-- Aim of the task --
Copy each line below word for word and drop every image.

-- The records --
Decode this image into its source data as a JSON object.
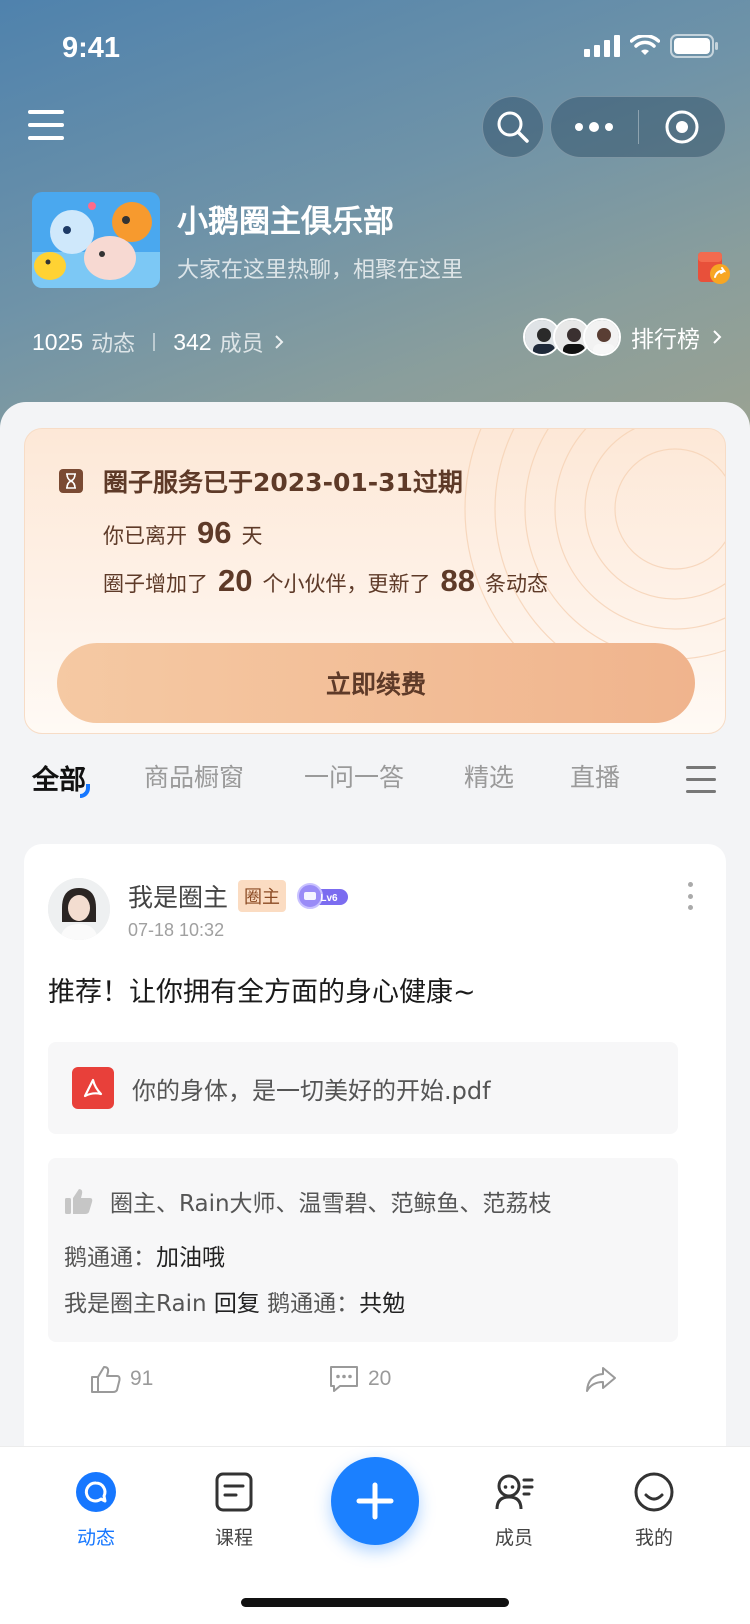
{
  "status_bar": {
    "time": "9:41"
  },
  "circle": {
    "title": "小鹅圈主俱乐部",
    "subtitle": "大家在这里热聊，相聚在这里",
    "posts_count": "1025",
    "posts_label": "动态",
    "members_count": "342",
    "members_label": "成员",
    "ranking_label": "排行榜"
  },
  "expire_notice": {
    "title": "圈子服务已于2023-01-31过期",
    "left_prefix": "你已离开",
    "left_days": "96",
    "left_suffix": "天",
    "growth_prefix": "圈子增加了",
    "new_members": "20",
    "growth_mid": "个小伙伴，更新了",
    "new_posts": "88",
    "growth_suffix": "条动态",
    "renew_label": "立即续费"
  },
  "tabs": [
    "全部",
    "商品橱窗",
    "一问一答",
    "精选",
    "直播"
  ],
  "post": {
    "author": "我是圈主",
    "role_tag": "圈主",
    "level": "Lv6",
    "time": "07-18 10:32",
    "text": "推荐！让你拥有全方面的身心健康~",
    "attachment": "你的身体，是一切美好的开始.pdf",
    "likers": "圈主、Rain大师、温雪碧、范鲸鱼、范荔枝",
    "comment1_user": "鹅通通：",
    "comment1_text": "加油哦",
    "comment2_user": "我是圈主Rain",
    "comment2_reply": "回复",
    "comment2_target": "鹅通通：",
    "comment2_text": "共勉",
    "like_count": "91",
    "comment_count": "20"
  },
  "tabbar": {
    "feed": "动态",
    "course": "课程",
    "members": "成员",
    "mine": "我的"
  },
  "colors": {
    "accent": "#1677ff",
    "expire_text": "#5e3a28",
    "renew_button": "#f0b48d"
  }
}
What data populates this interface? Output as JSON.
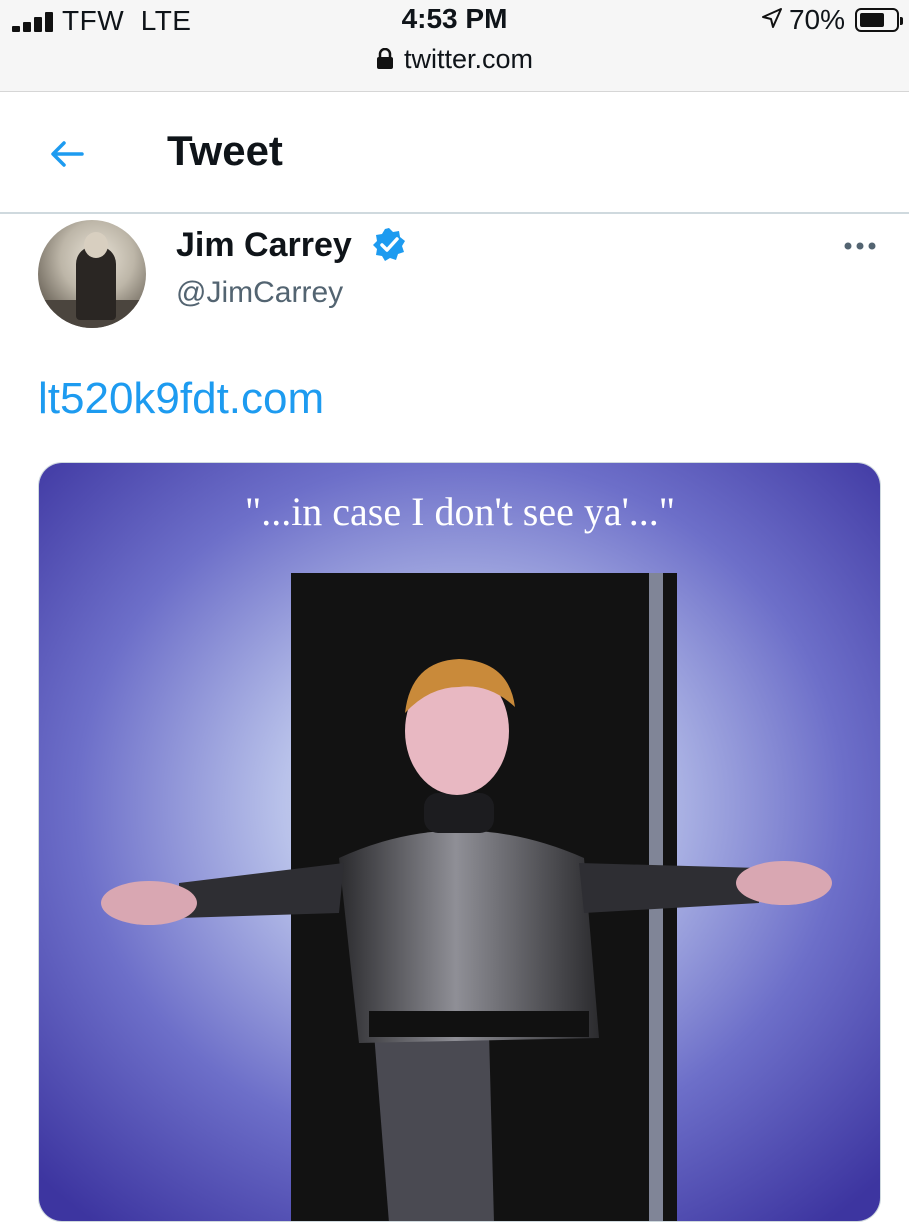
{
  "status_bar": {
    "carrier": "TFW",
    "network": "LTE",
    "time": "4:53 PM",
    "url": "twitter.com",
    "battery_percent_label": "70%",
    "battery_level": 0.7,
    "icons": [
      "signal-icon",
      "lock-icon",
      "location-icon",
      "battery-icon"
    ]
  },
  "header": {
    "title": "Tweet",
    "back_icon": "arrow-left-icon"
  },
  "tweet": {
    "author_name": "Jim Carrey",
    "author_handle": "@JimCarrey",
    "verified": true,
    "text_link": "lt520k9fdt.com",
    "more_icon": "more-horizontal-icon",
    "media": {
      "caption_text": "\"...in case I don't see ya'...\"",
      "description_icon": "illustration-image"
    }
  },
  "colors": {
    "accent": "#1d9bf0",
    "secondary_text": "#536471",
    "background": "#ffffff",
    "status_bar_bg": "#f6f6f6"
  }
}
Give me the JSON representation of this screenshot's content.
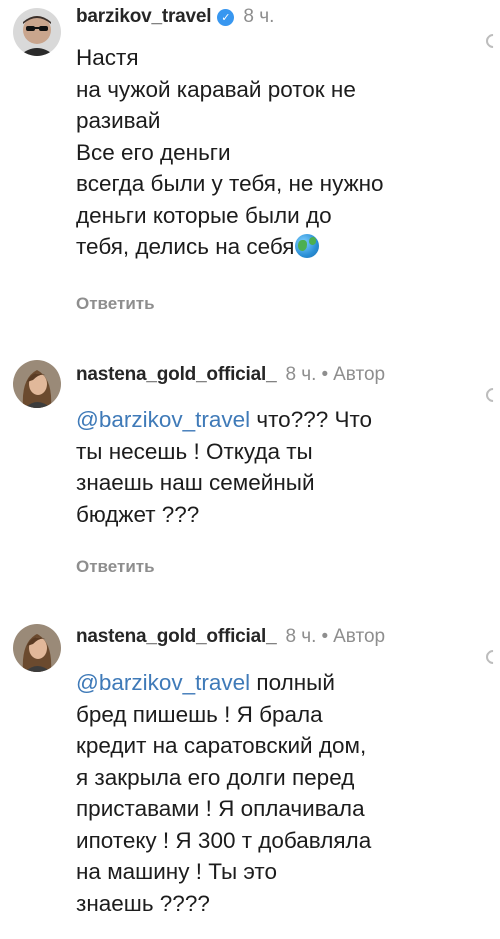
{
  "comments": [
    {
      "username": "barzikov_travel",
      "verified": true,
      "time": "8 ч.",
      "author_badge": "",
      "lines": [
        "Настя",
        "на чужой каравай роток не",
        "разивай",
        "Все его деньги",
        "всегда были у тебя, не нужно",
        "деньги которые были до",
        "тебя, делись на себя"
      ],
      "emoji": "globe-icon",
      "reply_label": "Ответить"
    },
    {
      "username": "nastena_gold_official_",
      "verified": false,
      "time": "8 ч.",
      "author_badge": "Автор",
      "mention": "@barzikov_travel",
      "lines": [
        " что??? Что",
        "ты несешь ! Откуда ты",
        "знаешь наш семейный",
        "бюджет ???"
      ],
      "reply_label": "Ответить"
    },
    {
      "username": "nastena_gold_official_",
      "verified": false,
      "time": "8 ч.",
      "author_badge": "Автор",
      "mention": "@barzikov_travel",
      "lines": [
        " полный",
        "бред пишешь ! Я брала",
        "кредит на саратовский дом,",
        "я закрыла его долги перед",
        "приставами ! Я оплачивала",
        "ипотеку ! Я 300 т добавляла",
        "на машину ! Ты это",
        "знаешь ????"
      ]
    }
  ]
}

-- Response to the task --
Decode this image into its source data as a JSON object.
{
  "status_bar": {
    "time": "9:41"
  },
  "circle": {
    "title": "小鹅圈主俱乐部",
    "subtitle": "大家在这里热聊，相聚在这里",
    "posts_count": "1025",
    "posts_label": "动态",
    "members_count": "342",
    "members_label": "成员",
    "ranking_label": "排行榜"
  },
  "expire_notice": {
    "title": "圈子服务已于2023-01-31过期",
    "left_prefix": "你已离开",
    "left_days": "96",
    "left_suffix": "天",
    "growth_prefix": "圈子增加了",
    "new_members": "20",
    "growth_mid": "个小伙伴，更新了",
    "new_posts": "88",
    "growth_suffix": "条动态",
    "renew_label": "立即续费"
  },
  "tabs": [
    "全部",
    "商品橱窗",
    "一问一答",
    "精选",
    "直播"
  ],
  "post": {
    "author": "我是圈主",
    "role_tag": "圈主",
    "level": "Lv6",
    "time": "07-18 10:32",
    "text": "推荐！让你拥有全方面的身心健康~",
    "attachment": "你的身体，是一切美好的开始.pdf",
    "likers": "圈主、Rain大师、温雪碧、范鲸鱼、范荔枝",
    "comment1_user": "鹅通通：",
    "comment1_text": "加油哦",
    "comment2_user": "我是圈主Rain",
    "comment2_reply": "回复",
    "comment2_target": "鹅通通：",
    "comment2_text": "共勉",
    "like_count": "91",
    "comment_count": "20"
  },
  "tabbar": {
    "feed": "动态",
    "course": "课程",
    "members": "成员",
    "mine": "我的"
  },
  "colors": {
    "accent": "#1677ff",
    "expire_text": "#5e3a28",
    "renew_button": "#f0b48d"
  }
}
What data populates this interface? Output as JSON.
{
  "status_bar": {
    "carrier": "TFW",
    "network": "LTE",
    "time": "4:53 PM",
    "url": "twitter.com",
    "battery_percent_label": "70%",
    "battery_level": 0.7,
    "icons": [
      "signal-icon",
      "lock-icon",
      "location-icon",
      "battery-icon"
    ]
  },
  "header": {
    "title": "Tweet",
    "back_icon": "arrow-left-icon"
  },
  "tweet": {
    "author_name": "Jim Carrey",
    "author_handle": "@JimCarrey",
    "verified": true,
    "text_link": "lt520k9fdt.com",
    "more_icon": "more-horizontal-icon",
    "media": {
      "caption_text": "\"...in case I don't see ya'...\"",
      "description_icon": "illustration-image"
    }
  },
  "colors": {
    "accent": "#1d9bf0",
    "secondary_text": "#536471",
    "background": "#ffffff",
    "status_bar_bg": "#f6f6f6"
  }
}
Give me the JSON representation of this screenshot's content.
{
  "comments": [
    {
      "username": "barzikov_travel",
      "verified": true,
      "time": "8 ч.",
      "author_badge": "",
      "lines": [
        "Настя",
        "на чужой каравай роток не",
        "разивай",
        "Все его деньги",
        "всегда были у тебя, не нужно",
        "деньги которые были до",
        "тебя, делись на себя"
      ],
      "emoji": "globe-icon",
      "reply_label": "Ответить"
    },
    {
      "username": "nastena_gold_official_",
      "verified": false,
      "time": "8 ч.",
      "author_badge": "Автор",
      "mention": "@barzikov_travel",
      "lines": [
        " что??? Что",
        "ты несешь ! Откуда ты",
        "знаешь наш семейный",
        "бюджет ???"
      ],
      "reply_label": "Ответить"
    },
    {
      "username": "nastena_gold_official_",
      "verified": false,
      "time": "8 ч.",
      "author_badge": "Автор",
      "mention": "@barzikov_travel",
      "lines": [
        " полный",
        "бред пишешь ! Я брала",
        "кредит на саратовский дом,",
        "я закрыла его долги перед",
        "приставами ! Я оплачивала",
        "ипотеку ! Я 300 т добавляла",
        "на машину ! Ты это",
        "знаешь ????"
      ]
    }
  ]
}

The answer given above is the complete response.